> number" however they often skip this step and just say "X=6" without
> declaring it first. Interesting. Maybe that's why so many mathematicians
> use languages like python or mathematica instead of oberon.
>
> "Is there a need for the Mathematica language to be strongly typed like
> C++? No. It is used to generalise and automate tasks and for deeper
> problem understanding and solving."
>
> That's not my opinion, just a quote from a website.
> Should math be strongly statically typed?
> Should mathematicians have to declare their variables before talking about
> them further? Mathematics seems always about quick shortcuts and terse
> expressions, rather than verbose long form time consumers. I wonder if
> it's why a lot of mathematicians simply do not use oberon, and use

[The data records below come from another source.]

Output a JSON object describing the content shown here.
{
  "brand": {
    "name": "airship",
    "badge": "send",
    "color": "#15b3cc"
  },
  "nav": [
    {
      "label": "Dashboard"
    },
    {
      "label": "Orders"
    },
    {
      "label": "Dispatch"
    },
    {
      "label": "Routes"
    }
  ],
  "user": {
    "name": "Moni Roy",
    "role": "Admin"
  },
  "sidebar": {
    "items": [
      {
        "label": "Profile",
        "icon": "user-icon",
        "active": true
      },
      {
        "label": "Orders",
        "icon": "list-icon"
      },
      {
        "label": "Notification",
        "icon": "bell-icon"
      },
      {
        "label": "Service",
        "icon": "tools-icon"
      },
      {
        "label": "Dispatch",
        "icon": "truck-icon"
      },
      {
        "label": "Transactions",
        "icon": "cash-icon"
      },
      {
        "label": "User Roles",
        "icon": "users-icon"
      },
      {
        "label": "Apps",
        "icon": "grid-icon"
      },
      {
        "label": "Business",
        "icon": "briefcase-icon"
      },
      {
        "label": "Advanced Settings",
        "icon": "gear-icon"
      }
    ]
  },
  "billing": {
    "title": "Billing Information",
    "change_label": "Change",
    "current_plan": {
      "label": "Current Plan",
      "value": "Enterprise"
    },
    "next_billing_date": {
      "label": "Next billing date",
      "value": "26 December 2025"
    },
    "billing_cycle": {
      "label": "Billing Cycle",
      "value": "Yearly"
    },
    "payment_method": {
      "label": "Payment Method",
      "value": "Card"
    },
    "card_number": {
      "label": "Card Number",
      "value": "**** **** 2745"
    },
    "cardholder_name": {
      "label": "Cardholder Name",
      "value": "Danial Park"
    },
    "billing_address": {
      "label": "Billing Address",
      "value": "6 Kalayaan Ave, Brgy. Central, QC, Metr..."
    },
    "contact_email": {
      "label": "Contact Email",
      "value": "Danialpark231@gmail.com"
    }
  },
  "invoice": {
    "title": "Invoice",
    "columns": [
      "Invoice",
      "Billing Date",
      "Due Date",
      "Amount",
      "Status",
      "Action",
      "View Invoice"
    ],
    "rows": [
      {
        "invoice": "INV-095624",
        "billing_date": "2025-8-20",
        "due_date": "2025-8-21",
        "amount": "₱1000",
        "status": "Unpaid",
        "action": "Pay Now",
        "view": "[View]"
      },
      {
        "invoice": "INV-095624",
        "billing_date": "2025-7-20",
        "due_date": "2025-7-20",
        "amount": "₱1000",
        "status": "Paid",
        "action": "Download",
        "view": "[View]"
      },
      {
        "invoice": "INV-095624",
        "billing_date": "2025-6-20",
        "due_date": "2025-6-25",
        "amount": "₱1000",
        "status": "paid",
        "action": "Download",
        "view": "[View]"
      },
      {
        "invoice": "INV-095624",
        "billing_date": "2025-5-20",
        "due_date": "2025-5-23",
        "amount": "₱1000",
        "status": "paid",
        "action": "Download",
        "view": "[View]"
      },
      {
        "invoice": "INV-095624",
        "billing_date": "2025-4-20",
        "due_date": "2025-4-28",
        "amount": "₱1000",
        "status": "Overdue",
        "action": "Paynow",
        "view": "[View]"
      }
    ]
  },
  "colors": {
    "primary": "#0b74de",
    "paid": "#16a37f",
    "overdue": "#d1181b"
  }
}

> dynamically typed languages instead.
>
>>
>> or you can do
>>
>> string := NewString ('Hello, world!');
>>
>> where
>>
>> PROCEDURE NewString (IN x: ARRAY OF CHAR);
>> VAR string: String;
>> BEGIN
>> NEW(string, 1+LEN(x));
>> string$ := x$ RETURN string
>> END NewString;
>>
>
> This should all be automated. No programmer should have to spend his time
> doing these sorts of things IMO. It's very similar to 1970 C programming
> where you had to allocate your pointers to chars. It's a little higher
> level than C and safer, but compared to using a delphi string back in
> 1990's over 20 years ago, are we this far behind in computing technology
> that we have to manually do this sort of thing just to work with a string?
>
> Imagine with integers you had to do this:
>
> NewInteger(i, 0, 500)
>
> Where 0 defines the minimum value of the integer, and 500 defines the max
> value it can be.
>
> A run time integer. But why? Imagine a mathematics text riddled with these
> declarations:
>
> NewInteger(x, 40)
> NewInteger(y, 2)
>
> Why would a mathematician want his maths text to be as verbose as this
> when he could simply go:
>
> x = 40
> x = 2
>
> And it is just as clear.
>
> Similarily:
>
> x + y = 42
>
> is much clearer than
>
> NewInteger(x, 40) + NewInteger(y, 2) = 42
>
> Less is more.
>
> s := "anything I want" + " this string to be"
>
> Compared to:
>
> s := Concat(NewString("anything I want"), NewString(" this string to be"));
>
> Horrible.
> --
> Oberon at lists.inf.ethz.ch mailing list for ETH Oberon and related systems
> https://lists.inf.ethz.ch/mailman/listinfo/oberon
>
More information about the Oberon
mailing list